John Hewitt Spring and Summer Schools

Malachi O'Doherty remembers the man and his legacy

When I first started going to the John Hewitt Summer School, it was based at the old catholic boarding school at Garron tower near Carnlough. One of the pleasures was the mischief of doubling up with your partner on a grim little bed, in a cell that generations of homesick or conscientious boys had hardened themselves to the quasi-monastic life on. 

The focus of the summer school was the Glens of Antrim, territory that the young poet John Hewitt had celebrated in his writing. I think, at that time, there was a conscientious endeavour to celebrate Hewitt as a poet who had risen above sectarianism, though whether indeed he had done was still under discussion. Both in the Glens and in Coventry, where he worked much of his life, he exercised an outsider's curiosity about the Catholic Irish and their strange ways. 

Though clearly a liberal intellectual, Hewitt was in danger of being preserved as a protestant writer, an opposition to the prejudice that the best literature that was coming out of Northern Ireland was from the nationalist and catholic tradition. This simply wasn't true, though some unionists succumbed to the fear that it might be, and that the nationalist case might be authenticated by an indigenous literature. 

Since the end of the Troubles (if that isn't a rash expression to use), there is less need for a tug-of-war over who owns Hewitt. 

My jaw dropped aghast, in those days when I saw the little parade around Garron tower, behind the Hewitt banner, which was unfortunately orange. The suggestion contained in this, that only a pipe and drum were missing, was surely accidental. 

But the Hewitt School was always the best of craic. A day of lectures and discussion should end in the pub, and the summer school tradition understood that. 

In recent years the John Hewitt Summer School has shifted to Armagh, to the little Market Place theatre. It brings a concentration of discussion and readings to the last week in July that is so vibrant and varied that many people appear content to make it their summer holiday. 

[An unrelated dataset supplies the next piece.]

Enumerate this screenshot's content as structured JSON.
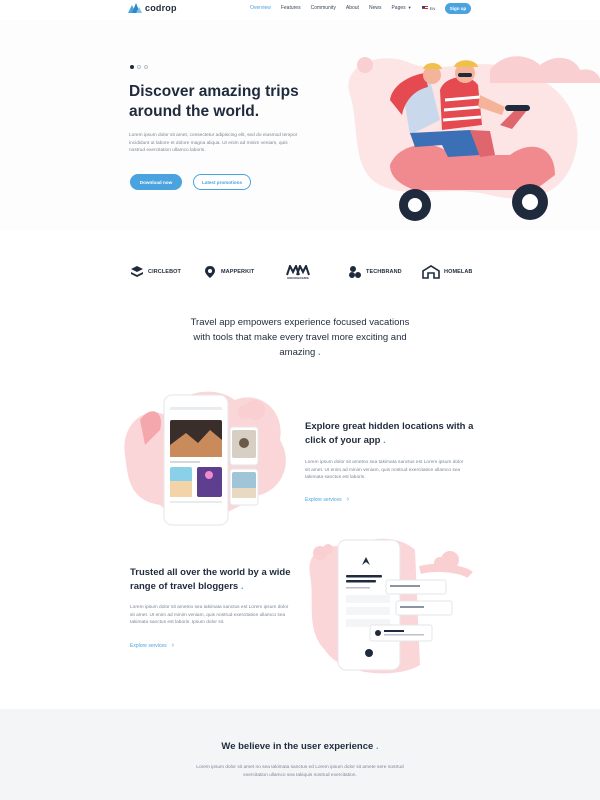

I have a regular slot there myself now as the chair of the closing debate on the Friday afternoon.
And there is also a continuing connection to the Glens with the John Hewitt Spring School in Carnlough, at the Londonderry Arms hotel. It will be staged again this coming weekend (April 18), with the same mix of discussion, of literature and art, and the retreat to the bar. 

The struggle to identify the Great Ulster Novel will be resumed on Saturday morning, and I will be pitching for Brian Moore's Emperor of Ice Cream against Sam Hanna Bell's December Bride and Seamus Deane's Reading in the Dark

I wouldn't fancy the job of chairing Brian Keenan and Polly Devlin in the evening session, after dinner (when drink will have been taken) and Brian will, no doubt, be meandering lyrically again. 

Some people go to the Hewitt schools, spring and summer, in part out of reverence for the memory of John Hewitt, while others enjoy them but take little interest in the man himself and his work. He is dead 20 years now and would probably find it incomprehensible that people gather twice yearly in his name and that there is even a pub named after him. 

I knew him as a quiet and withdrawn man, impeccably groomed, with a white goatee, puffing on his pipe. Something else that might puzzle him if he came back today would be having to enjoy that pipe outside in the rain. 

I knew him then in the way that everybody with any interest in readings and gatherings knew him, simply because he came to everything, and it is good that where writers and people interested in books meet to read and enjoy a pint, he should be spiritually present because, had he still feet to stand on, he would certainly be there physically.

For more details on the next John Hewitt Summer School visit